Professionalism in Anaesthesia, Intensive Care and Pain Medicine Report
The Professionalism in Anaesthesia, Intensive Care and Pain Medicine Report is a speciality specific guide to professionalism and ethics to sit alongside the Medical Council’s Guide to Professional Conduct and Ethics.
President Kevin Carson provides a foreword for the report as follows:
“Professionalism is the cornerstone of professional integrative practice that has its roots in a robust training and education, underpinned by current and innovative research, scrutinised by appropriate tests of knowledge and competencies to ensure the highest standards of patient safety throughout the discipline and related specialties in the operative department, intensive care unit, pain clinic, PACU and the wards. Anaesthetists are recognised as natural team leaders, moderators and good decision makers. They work well in teams, providing support for their non-anaesthetic colleagues but can also assist each other sharing specialist knowledge and skills. We should respect other colleagues, interacting with them professionally.

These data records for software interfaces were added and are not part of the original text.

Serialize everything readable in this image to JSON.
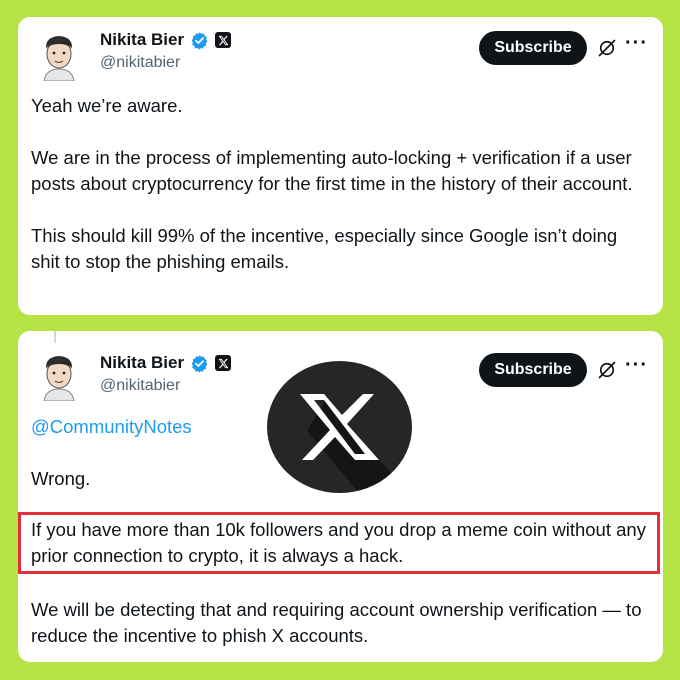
{
  "tweets": [
    {
      "author_name": "Nikita Bier",
      "handle": "@nikitabier",
      "subscribe_label": "Subscribe",
      "more_label": "···",
      "paragraphs": [
        "Yeah we’re aware.",
        "We are in the process of implementing auto-locking + verification if a user posts about cryptocurrency for the first time in the history of their account.",
        "This should kill 99% of the incentive, especially since Google isn’t doing shit to stop the phishing emails."
      ]
    },
    {
      "author_name": "Nikita Bier",
      "handle": "@nikitabier",
      "subscribe_label": "Subscribe",
      "more_label": "···",
      "mention": "@CommunityNotes",
      "paragraphs": [
        "Wrong.",
        "If you have more than 10k followers and you drop a meme coin without any prior connection to crypto, it is always a hack.",
        "We will be detecting that and requiring account ownership verification — to reduce the incentive to phish X accounts."
      ]
    }
  ],
  "colors": {
    "background": "#b5e244",
    "verified": "#1d9bf0",
    "highlight_border": "#e0303a",
    "mention": "#1d9bf0"
  },
  "icons": [
    "verified-badge-icon",
    "x-logo-icon",
    "grok-icon",
    "more-options-icon",
    "x-logo-circle"
  ]
}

Anaesthetists care for patients from the time of contemplation of surgery to their discharge home and beyond as such and may be regarded as perioperative physicians. Consultant anaesthetists make up approximately 12% of the consultant workforce in Ireland and is the largest in-hospital speciality. Anaesthetists will engage with almost 70% of patients during their clinical pathway in the hospital setting. Through anaesthesia, critical care and pain medicine, we are challenged to deal with such di cult areas as breaking bad news and end of life issues, which must be treated with due assiduousness, respect and diligence.
The doctor patient-relationship is a fundamental unit of care and interaction and it demands integrity, altruism, compassion, patience, respect, tolerance and an understanding of diversity. Excellent communication skills, including the ability to listen, and recognition of the anxious patient with the ability to allay their fears are essential. We have a duty to preserve patient con dentiality not only undertaking not to divulge con dential information but also to ensure written information and data is kept in a secure manner.
Dealing with patients whose treatment has had an unpredicted outcome can be challenging, but must be dealt with empathically by senior, appropriately skilled anaesthetists and intensivists, embracing the tenets of open disclosure, acknowledging and apologising for adverse outcomes.
In pain medicine, discussing chronic pain issues, the rami cations of pain behaviour and therapeutic options, as well as their limitations, demands special skills. We must be advocates for our patients, bearing in mind that some will be at both extremes of life and possess the “quietest voice” in the room. As patient advocates, it is our duty to listen, carefully and fully explain the benefits and risks of procedures.
At all times, we strive to uphold and cherish the dignity of those in our charge. We aim to treat pain and su ering in all areas of practice, peri-operatively, in ICU and though the speciality of pain medicine. Symptom relief may supress vital re exes, but we must never set out a priori, or with the aim, to shorten or extinguish life. However, at times withdrawal of life-support, in an arena of futility, may be the appropriate therapeutic choice.
The Advanced Healthcare Directives have now been introduced into Irish law as part of the Assisted Decision Making (Capacity) Act 2015. These will provide a roadmap for patient’s healthcare choices, so we can treat them in accordance with their “will and preferences”. While the apothegm of the speciality is patient safety, we also have a duty to “those who watch” – the anaesthetists and intensivists themselves. Wellness and mindfulness, self-care and that of colleagues is a fundamental principle of professionalism. We are dedicated to on-going education, life-long learning, to maintain our knowledge and skills at the highest level.
As specialties of Anaesthesia, Intensive Care and Pain Medicine, we are committed to the three pillars of professionalism: partnership, practice & performance. As a College, we purport that these are continually revisited in a structured way through a specialised curriculum from medical school, through specialist training and throughout one’s career as a specialist to ensure the highest professional conduct at all times.”